Work instructions: Identify every line in the records below that contains the word "name", and copy each of those lines.

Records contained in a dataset
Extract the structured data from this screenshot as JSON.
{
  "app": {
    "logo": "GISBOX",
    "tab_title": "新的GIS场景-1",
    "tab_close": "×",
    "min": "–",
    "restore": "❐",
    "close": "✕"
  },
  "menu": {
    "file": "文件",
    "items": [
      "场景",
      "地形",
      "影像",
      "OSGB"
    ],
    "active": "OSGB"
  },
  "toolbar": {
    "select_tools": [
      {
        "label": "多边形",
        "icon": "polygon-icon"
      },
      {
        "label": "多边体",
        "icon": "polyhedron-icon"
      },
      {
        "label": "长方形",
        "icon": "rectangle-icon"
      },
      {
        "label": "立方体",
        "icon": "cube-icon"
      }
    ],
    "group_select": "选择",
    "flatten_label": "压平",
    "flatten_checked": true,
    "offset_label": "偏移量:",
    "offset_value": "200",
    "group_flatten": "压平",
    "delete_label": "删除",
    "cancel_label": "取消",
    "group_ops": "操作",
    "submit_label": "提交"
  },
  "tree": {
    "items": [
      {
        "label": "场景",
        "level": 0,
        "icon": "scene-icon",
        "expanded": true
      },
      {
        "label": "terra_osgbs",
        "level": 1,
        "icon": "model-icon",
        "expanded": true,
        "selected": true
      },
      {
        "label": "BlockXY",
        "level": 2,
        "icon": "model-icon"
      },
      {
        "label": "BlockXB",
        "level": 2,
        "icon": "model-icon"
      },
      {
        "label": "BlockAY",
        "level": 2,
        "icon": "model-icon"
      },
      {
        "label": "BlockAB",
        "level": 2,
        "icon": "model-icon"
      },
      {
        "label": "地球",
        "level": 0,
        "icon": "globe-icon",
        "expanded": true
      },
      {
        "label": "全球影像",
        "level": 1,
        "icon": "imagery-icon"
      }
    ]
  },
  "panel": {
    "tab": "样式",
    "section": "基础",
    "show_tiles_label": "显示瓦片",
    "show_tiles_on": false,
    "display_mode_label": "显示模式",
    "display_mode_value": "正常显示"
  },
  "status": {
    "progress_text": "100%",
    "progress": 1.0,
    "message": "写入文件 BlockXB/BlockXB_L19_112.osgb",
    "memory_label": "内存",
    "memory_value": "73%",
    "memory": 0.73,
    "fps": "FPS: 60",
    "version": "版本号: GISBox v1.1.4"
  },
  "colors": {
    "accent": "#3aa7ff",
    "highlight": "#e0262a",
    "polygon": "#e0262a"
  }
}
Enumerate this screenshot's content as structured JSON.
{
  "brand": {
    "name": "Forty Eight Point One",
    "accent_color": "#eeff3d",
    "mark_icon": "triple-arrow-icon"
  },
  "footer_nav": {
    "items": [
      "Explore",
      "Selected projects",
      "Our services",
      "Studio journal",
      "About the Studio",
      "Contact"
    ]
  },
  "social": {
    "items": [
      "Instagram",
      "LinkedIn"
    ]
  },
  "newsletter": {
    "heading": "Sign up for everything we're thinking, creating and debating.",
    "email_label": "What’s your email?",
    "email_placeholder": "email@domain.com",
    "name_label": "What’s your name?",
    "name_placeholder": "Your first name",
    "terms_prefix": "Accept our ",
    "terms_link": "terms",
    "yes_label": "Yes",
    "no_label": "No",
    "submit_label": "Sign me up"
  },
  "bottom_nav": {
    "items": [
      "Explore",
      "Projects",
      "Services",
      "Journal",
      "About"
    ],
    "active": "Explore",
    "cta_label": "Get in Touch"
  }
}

Your response:
    "name": "Forty Eight Point One",
    "name_label": "What’s your name?",
    "name_placeholder": "Your first name",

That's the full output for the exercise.